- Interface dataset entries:

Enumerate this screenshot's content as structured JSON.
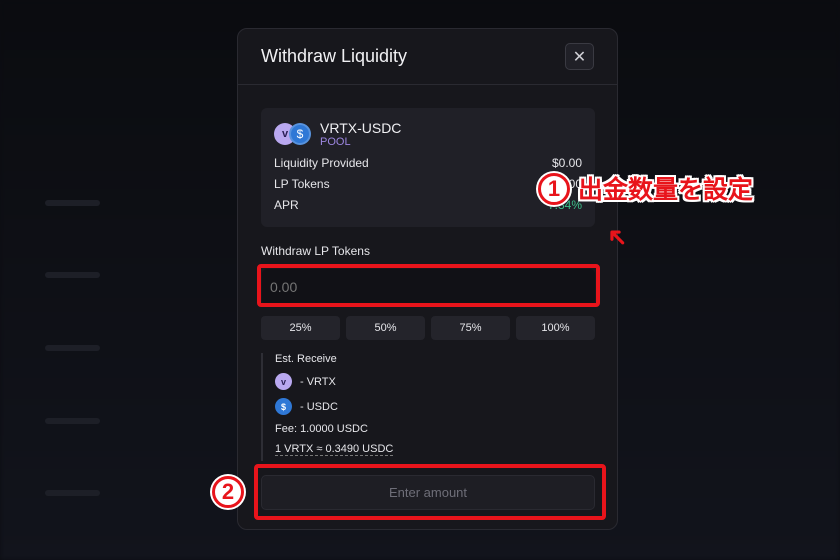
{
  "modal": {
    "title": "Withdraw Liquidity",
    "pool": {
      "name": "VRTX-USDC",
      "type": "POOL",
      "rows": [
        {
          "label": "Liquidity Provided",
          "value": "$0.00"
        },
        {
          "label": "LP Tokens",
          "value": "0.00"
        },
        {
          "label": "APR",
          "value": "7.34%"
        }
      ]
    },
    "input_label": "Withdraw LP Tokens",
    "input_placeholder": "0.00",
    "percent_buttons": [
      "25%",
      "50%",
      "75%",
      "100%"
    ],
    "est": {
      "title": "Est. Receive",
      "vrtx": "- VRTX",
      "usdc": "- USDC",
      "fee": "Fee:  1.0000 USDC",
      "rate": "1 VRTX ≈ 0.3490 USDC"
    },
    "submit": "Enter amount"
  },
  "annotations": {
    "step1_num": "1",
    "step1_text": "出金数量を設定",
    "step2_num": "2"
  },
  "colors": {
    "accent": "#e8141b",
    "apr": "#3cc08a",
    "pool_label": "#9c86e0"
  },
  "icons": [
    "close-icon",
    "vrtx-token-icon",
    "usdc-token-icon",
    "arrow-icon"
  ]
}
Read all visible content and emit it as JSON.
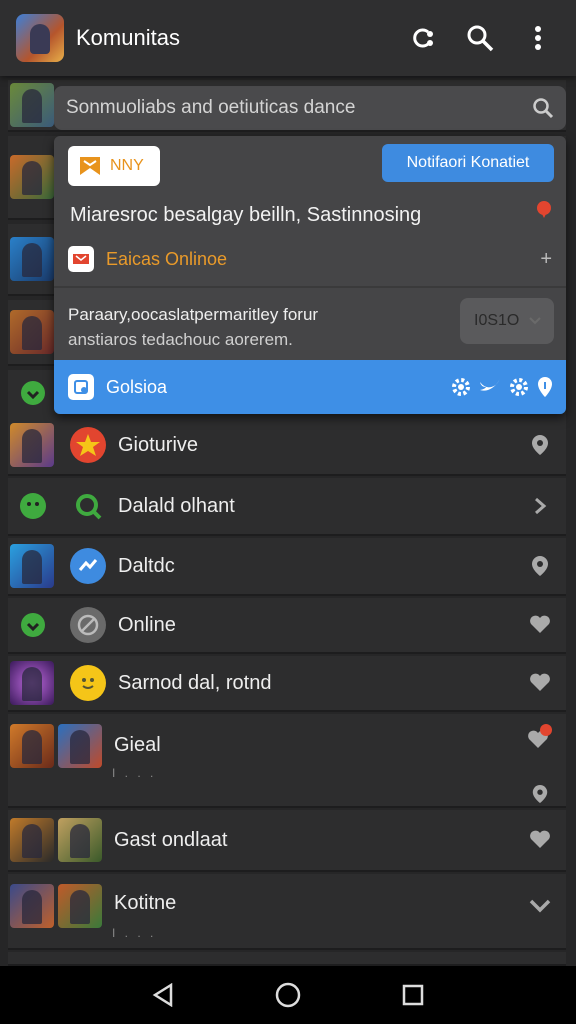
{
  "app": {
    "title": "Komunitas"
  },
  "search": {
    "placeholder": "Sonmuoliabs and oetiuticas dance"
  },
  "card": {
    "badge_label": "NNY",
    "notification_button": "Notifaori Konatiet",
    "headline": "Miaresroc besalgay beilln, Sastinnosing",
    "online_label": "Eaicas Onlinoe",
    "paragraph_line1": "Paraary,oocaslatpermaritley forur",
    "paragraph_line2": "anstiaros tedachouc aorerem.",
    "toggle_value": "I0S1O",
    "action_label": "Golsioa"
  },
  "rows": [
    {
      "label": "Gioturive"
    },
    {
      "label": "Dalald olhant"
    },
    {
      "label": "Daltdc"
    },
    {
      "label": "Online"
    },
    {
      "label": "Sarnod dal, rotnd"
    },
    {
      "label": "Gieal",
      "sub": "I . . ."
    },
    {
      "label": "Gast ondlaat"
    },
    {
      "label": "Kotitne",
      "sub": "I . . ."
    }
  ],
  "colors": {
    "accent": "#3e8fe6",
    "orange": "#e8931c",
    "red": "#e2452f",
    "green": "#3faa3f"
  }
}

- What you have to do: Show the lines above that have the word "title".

- Solution:
    "title": "Withdraw Liquidity",
      "title": "Est. Receive",
    "title": "Komunitas"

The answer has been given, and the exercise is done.